The view to the east side of the island can be really magnificent.
There are a few accommodations, mostly with a traditional interior design. You definitely feel more in an old part of Greece, not very touristy.
You can always walk (20-30 minutes) to Imerovigli for the beautiful sunset and dinner at Mezzo.
In Vourvoulos you should try the Aedani restaurant, great fresh food, a greek cuisine experience and non-touristy price
These towns are all located between Fira and the beachside on the east coast (Kamari and Perissa).
They are all great locations if you plan to experience Fira & Oia as well as spending some time at the beach. You get a bit of both with usually great deals on the accommodation side.
Of the three towns probably Pyrgos is my favourite.
It’s located on a hill with a typical medieval architecture, so easy to get lost when you walk inside the town. A real labyrinth of small streets
Also, in this case, you can feel more part of a Greek experience.
The view to the east side is really majestic, to the wineries, in the foreground, and the Aegean see in the background.
Head to the Ouzeri Penelope for lunch or even better for dinner.
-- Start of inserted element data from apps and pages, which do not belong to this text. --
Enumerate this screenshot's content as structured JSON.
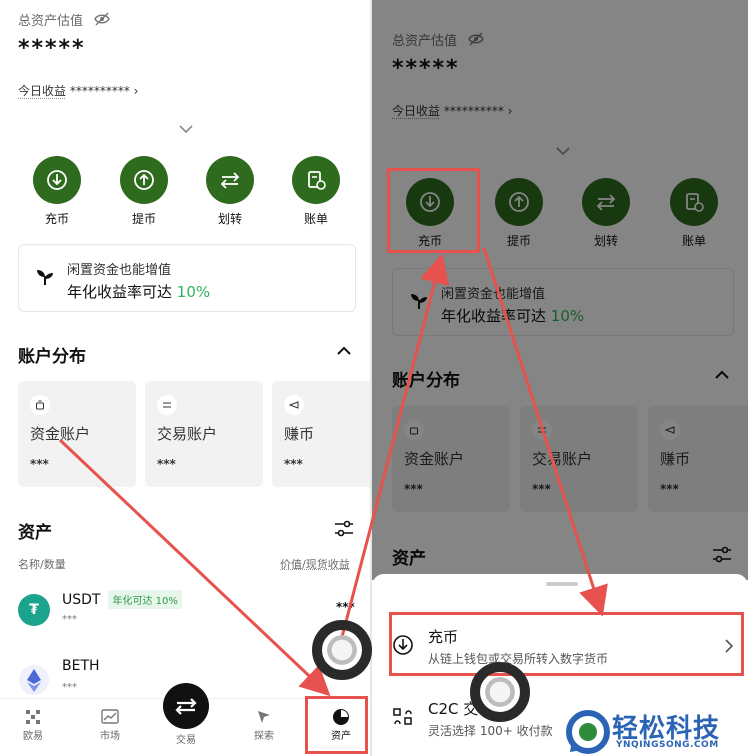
{
  "left": {
    "total_label": "总资产估值",
    "total_value": "*****",
    "pnl_label": "今日收益",
    "pnl_value": "**********",
    "actions": [
      {
        "label": "充币",
        "icon": "deposit-icon"
      },
      {
        "label": "提币",
        "icon": "withdraw-icon"
      },
      {
        "label": "划转",
        "icon": "transfer-icon"
      },
      {
        "label": "账单",
        "icon": "bill-icon"
      }
    ],
    "promo": {
      "line1": "闲置资金也能增值",
      "line2_prefix": "年化收益率可达",
      "line2_rate": "10%"
    },
    "distribution_title": "账户分布",
    "accounts": [
      {
        "name": "资金账户",
        "value": "***"
      },
      {
        "name": "交易账户",
        "value": "***"
      },
      {
        "name": "赚币",
        "value": "***"
      }
    ],
    "assets_title": "资产",
    "col_left": "名称/数量",
    "col_right": "价值/现货收益",
    "coins": [
      {
        "name": "USDT",
        "badge": "年化可达 10%",
        "amount": "***",
        "value": "***"
      },
      {
        "name": "BETH",
        "amount": "***"
      }
    ],
    "tabs": [
      {
        "label": "欧易",
        "icon": "home-icon"
      },
      {
        "label": "市场",
        "icon": "market-icon"
      },
      {
        "label": "交易",
        "icon": "trade-icon"
      },
      {
        "label": "探索",
        "icon": "explore-icon"
      },
      {
        "label": "资产",
        "icon": "assets-icon"
      }
    ]
  },
  "right": {
    "total_label": "总资产估值",
    "total_value": "*****",
    "pnl_label": "今日收益",
    "pnl_value": "**********",
    "actions": [
      {
        "label": "充币"
      },
      {
        "label": "提币"
      },
      {
        "label": "划转"
      },
      {
        "label": "账单"
      }
    ],
    "promo": {
      "line1": "闲置资金也能增值",
      "line2_prefix": "年化收益率可达",
      "line2_rate": "10%"
    },
    "distribution_title": "账户分布",
    "accounts": [
      {
        "name": "资金账户",
        "value": "***"
      },
      {
        "name": "交易账户",
        "value": "***"
      },
      {
        "name": "赚币",
        "value": "***"
      }
    ],
    "assets_title": "资产",
    "sheet": {
      "opt1_title": "充币",
      "opt1_sub": "从链上钱包或交易所转入数字货币",
      "opt2_title": "C2C 交",
      "opt2_sub": "灵活选择 100+ 收付款"
    }
  },
  "watermark": {
    "text": "轻松科技",
    "sub": "YNQINGSONG.COM"
  },
  "colors": {
    "accent_green": "#2e6b1e",
    "highlight_red": "#e8524e",
    "rate_green": "#2fb45a"
  }
}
Great selection of mezedes (tapas) with the typical ouzo to drink, or the local wine as an alternative.
If you are travelling with kids you may find that Perissa and Kamari are a better place to stay in Santorini.
Both places have a long beach with mostly black sand and pebbles, in part of it.
Resorts, as well as b&b, are available on almost every corner
Kamari is more catered for a family experience. It’s a bit quieter and the restaurants are more committed to a family clientele.
The town’s literally next door to the airport. It can be the perfect place to be if you have a very early flight in the morning.
Perissa is where you can find the beach party. I still remember myself on my first trip in Santorini staying there in a semi-organised camping area.
But that was a looong time ago 🙂
Is Fira or Perissa better for the nightlife?
Fira is better for clubbing but staying in Perissa has the great advantage that the morning after you can wake up and literally jump in the water.
You can always take a bus from Perissa to Fira for 2-3 euros and back by taxi late in the night (you would save money anyway considering how expensive can be Fira).
If you are not on a budget, however, consider a hotel in Fira with a pool and view of the caldera 😉
There are a few options:
Stef Ferro is the founder and editor of MEL365, a travel & photography website made to enhance the travelling experience and improve the photography work.
Stef is a professional travel photographer with past experience in the cycling and film industry.
Stef runs travel photography workshops in Melbourne and around the world.